There is a moment in the excellent and super sexy Magic Mike XXL that explains Steven Soderbergh’s decision to end his retirement. As Mike grinds away in his workshop, he goes full Flashdance when Ginuwine’s ‘Pony’ comes on the radio and starts doing a different kind of grinding. After falling out of love with stripping in the first film, Mike remembers the joy it brings thousands of women and is pulled back in. Soderbergh, too, remembers the delights his films bring people and if Logan Lucky is anything to go by, he has reignited his verve.

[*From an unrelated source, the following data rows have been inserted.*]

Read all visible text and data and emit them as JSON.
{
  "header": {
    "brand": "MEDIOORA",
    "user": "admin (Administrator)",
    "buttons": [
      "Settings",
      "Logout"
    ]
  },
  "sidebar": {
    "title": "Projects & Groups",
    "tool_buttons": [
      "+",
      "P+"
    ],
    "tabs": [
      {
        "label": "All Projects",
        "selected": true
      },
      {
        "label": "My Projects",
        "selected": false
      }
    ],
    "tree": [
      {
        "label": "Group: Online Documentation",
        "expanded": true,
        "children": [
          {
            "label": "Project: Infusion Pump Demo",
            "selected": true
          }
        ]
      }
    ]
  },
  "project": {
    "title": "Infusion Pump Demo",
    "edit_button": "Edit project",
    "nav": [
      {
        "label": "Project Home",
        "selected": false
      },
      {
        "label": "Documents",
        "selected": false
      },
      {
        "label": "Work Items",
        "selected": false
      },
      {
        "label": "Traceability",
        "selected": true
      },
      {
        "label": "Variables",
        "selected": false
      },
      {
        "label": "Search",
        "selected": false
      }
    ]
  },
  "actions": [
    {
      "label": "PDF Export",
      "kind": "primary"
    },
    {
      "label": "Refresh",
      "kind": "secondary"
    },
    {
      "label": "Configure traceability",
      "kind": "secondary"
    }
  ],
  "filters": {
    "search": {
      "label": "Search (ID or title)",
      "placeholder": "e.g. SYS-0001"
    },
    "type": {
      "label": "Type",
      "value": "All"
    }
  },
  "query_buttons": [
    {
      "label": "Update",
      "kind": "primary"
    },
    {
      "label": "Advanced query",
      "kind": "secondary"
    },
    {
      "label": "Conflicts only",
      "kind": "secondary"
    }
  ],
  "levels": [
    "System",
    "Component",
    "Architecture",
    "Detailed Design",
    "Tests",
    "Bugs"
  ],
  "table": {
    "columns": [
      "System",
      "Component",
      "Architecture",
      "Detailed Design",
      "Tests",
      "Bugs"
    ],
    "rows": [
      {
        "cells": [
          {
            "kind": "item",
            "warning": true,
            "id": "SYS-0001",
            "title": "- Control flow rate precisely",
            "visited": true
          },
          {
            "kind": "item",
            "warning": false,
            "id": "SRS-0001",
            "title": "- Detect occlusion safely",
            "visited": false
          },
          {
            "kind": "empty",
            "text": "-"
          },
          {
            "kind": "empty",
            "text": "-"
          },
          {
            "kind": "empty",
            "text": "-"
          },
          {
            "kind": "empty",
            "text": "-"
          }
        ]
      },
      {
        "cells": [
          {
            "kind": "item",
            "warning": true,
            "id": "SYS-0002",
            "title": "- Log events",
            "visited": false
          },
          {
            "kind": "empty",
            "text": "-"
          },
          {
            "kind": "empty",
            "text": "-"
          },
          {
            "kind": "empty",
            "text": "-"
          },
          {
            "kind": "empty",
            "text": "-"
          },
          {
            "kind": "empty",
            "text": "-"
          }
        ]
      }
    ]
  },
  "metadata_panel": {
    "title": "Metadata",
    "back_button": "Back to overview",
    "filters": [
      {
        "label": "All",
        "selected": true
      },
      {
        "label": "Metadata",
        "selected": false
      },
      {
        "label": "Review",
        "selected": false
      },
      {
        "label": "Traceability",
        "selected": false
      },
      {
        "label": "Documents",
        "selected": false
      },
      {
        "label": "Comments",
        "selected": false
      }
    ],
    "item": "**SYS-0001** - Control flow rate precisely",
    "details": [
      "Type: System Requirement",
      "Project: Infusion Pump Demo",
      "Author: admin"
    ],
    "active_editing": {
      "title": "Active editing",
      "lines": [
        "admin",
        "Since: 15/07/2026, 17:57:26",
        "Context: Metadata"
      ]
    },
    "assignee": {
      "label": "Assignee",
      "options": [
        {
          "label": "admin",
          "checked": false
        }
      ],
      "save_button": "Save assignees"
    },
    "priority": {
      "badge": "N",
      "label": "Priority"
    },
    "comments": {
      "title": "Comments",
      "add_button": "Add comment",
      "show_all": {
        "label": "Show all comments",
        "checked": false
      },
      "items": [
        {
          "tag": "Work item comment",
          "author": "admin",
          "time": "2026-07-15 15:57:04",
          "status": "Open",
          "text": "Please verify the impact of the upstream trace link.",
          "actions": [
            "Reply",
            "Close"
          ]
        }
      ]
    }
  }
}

The story spins around Jimmy Logan (a touching Channing Tatum) who is let go from his job fixing a sinkhole at the Charlotte Motor Speedway. Desperate for cash so he can see his daughter (Farrah Mackenzie), who is moving across state lines with her mother (Katie Holmes), Jimmy plans to rob the Speedway with his brother Clyde (a deadpan Adam Driver), his sister Mellie (Riley Keough) and the currently incarnated Joe Bang (Daniel Craig).
Craig takes a step in the right direction in his mission to step out from 007’s shadow. His Bang gets the most laughs for his buck, and his drawling accent nicely homages the ideas we have about redneck America. Craig is the only non-American in the main cast, and it is telling he gets to be the most stereotypical southerner in the “Hillbilly Heist” because behind the honeydew baritone, and the ideas of stupidity attached to it, is Soderbergh’s mission to create empathy and understanding for Red State voters. When Joe pauses the mission to give Jimmy and Clyde a chemistry lesson about why his bomb will be more effective than dynamite, the joke is on us because we have dismissed them as stupid based on the film’s setting.Not all of the jokes pay off as the director intended, and some, particularly the introduction to Joe Bang’s brothers, Fish (Jack Quaid) and Sam (Brian Gleeson), feel slightly exploitative. But, then he pulls off a joke about Game of Thrones that not only flips the bird at the stereotypical felon, it also suggests the reason these characters feel disenfranchised.
The prisoners mistrust the warden, the warden mistrusts the FBI who are embodied by Special Agent Sarah Grayson (Hilary Swank), and the Logans want to pull off the robbery because the system has chewed them up and spat them out. Even NASCAR driver Sebastian Stan, in a thankless cameo, can’t be dealing with his “boss” Seth Macfarlane.
As always, Soderbergh’s direction is skilled. He avoids moving the camera like it was on crack, something that lends itself to this type of story, and his composition is composed and ergonomic. Rebecca Blunt, who may or may not be another Soderbergh pseudonym, uses heist genre cliché to explore why blue-collar Americans feel disenfranchised and vote for someone like Donald Trump. Not all of Logan Lucky works, but Soderbergh finds depth in his redneck characters when others would settle for cliché — it’s a good thing ‘Pony’ came on the radio.